- [EXERCISE DESCRIPTION]: Nothing in the entries may differ when you return them.

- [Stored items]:

----

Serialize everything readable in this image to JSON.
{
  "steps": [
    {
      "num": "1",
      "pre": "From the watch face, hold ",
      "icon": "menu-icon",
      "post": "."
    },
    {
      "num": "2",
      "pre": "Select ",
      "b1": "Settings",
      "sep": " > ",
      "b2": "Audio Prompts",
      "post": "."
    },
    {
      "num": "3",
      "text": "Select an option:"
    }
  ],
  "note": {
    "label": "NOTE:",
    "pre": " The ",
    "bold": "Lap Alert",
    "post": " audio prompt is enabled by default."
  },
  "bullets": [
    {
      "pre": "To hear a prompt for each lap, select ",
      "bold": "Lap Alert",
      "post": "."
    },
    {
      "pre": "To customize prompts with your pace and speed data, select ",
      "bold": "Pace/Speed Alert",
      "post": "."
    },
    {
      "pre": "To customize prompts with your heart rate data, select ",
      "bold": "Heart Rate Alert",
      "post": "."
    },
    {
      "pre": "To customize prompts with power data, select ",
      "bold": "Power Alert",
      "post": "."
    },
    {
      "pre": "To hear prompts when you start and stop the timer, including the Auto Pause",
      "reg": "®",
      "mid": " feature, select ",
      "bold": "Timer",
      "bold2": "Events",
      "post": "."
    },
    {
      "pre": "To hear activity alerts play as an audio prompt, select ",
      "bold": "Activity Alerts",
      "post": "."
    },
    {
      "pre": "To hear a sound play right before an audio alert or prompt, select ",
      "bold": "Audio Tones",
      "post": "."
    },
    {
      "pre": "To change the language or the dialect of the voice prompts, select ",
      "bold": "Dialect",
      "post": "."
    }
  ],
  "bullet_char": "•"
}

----

- [WRITTEN ANSWER]:
Serialize everything readable in this image to JSON.
{
  "steps": [
    {
      "num": "1",
      "pre": "From the watch face, hold ",
      "icon": "menu-icon",
      "post": "."
    },
    {
      "num": "2",
      "pre": "Select ",
      "b1": "Settings",
      "sep": " > ",
      "b2": "Audio Prompts",
      "post": "."
    },
    {
      "num": "3",
      "text": "Select an option:"
    }
  ],
  "note": {
    "label": "NOTE:",
    "pre": " The ",
    "bold": "Lap Alert",
    "post": " audio prompt is enabled by default."
  },
  "bullets": [
    {
      "pre": "To hear a prompt for each lap, select ",
      "bold": "Lap Alert",
      "post": "."
    },
    {
      "pre": "To customize prompts with your pace and speed data, select ",
      "bold": "Pace/Speed Alert",
      "post": "."
    },
    {
      "pre": "To customize prompts with your heart rate data, select ",
      "bold": "Heart Rate Alert",
      "post": "."
    },
    {
      "pre": "To customize prompts with power data, select ",
      "bold": "Power Alert",
      "post": "."
    },
    {
      "pre": "To hear prompts when you start and stop the timer, including the Auto Pause",
      "reg": "®",
      "mid": " feature, select ",
      "bold": "Timer",
      "bold2": "Events",
      "post": "."
    },
    {
      "pre": "To hear activity alerts play as an audio prompt, select ",
      "bold": "Activity Alerts",
      "post": "."
    },
    {
      "pre": "To hear a sound play right before an audio alert or prompt, select ",
      "bold": "Audio Tones",
      "post": "."
    },
    {
      "pre": "To change the language or the dialect of the voice prompts, select ",
      "bold": "Dialect",
      "post": "."
    }
  ],
  "bullet_char": "•"
}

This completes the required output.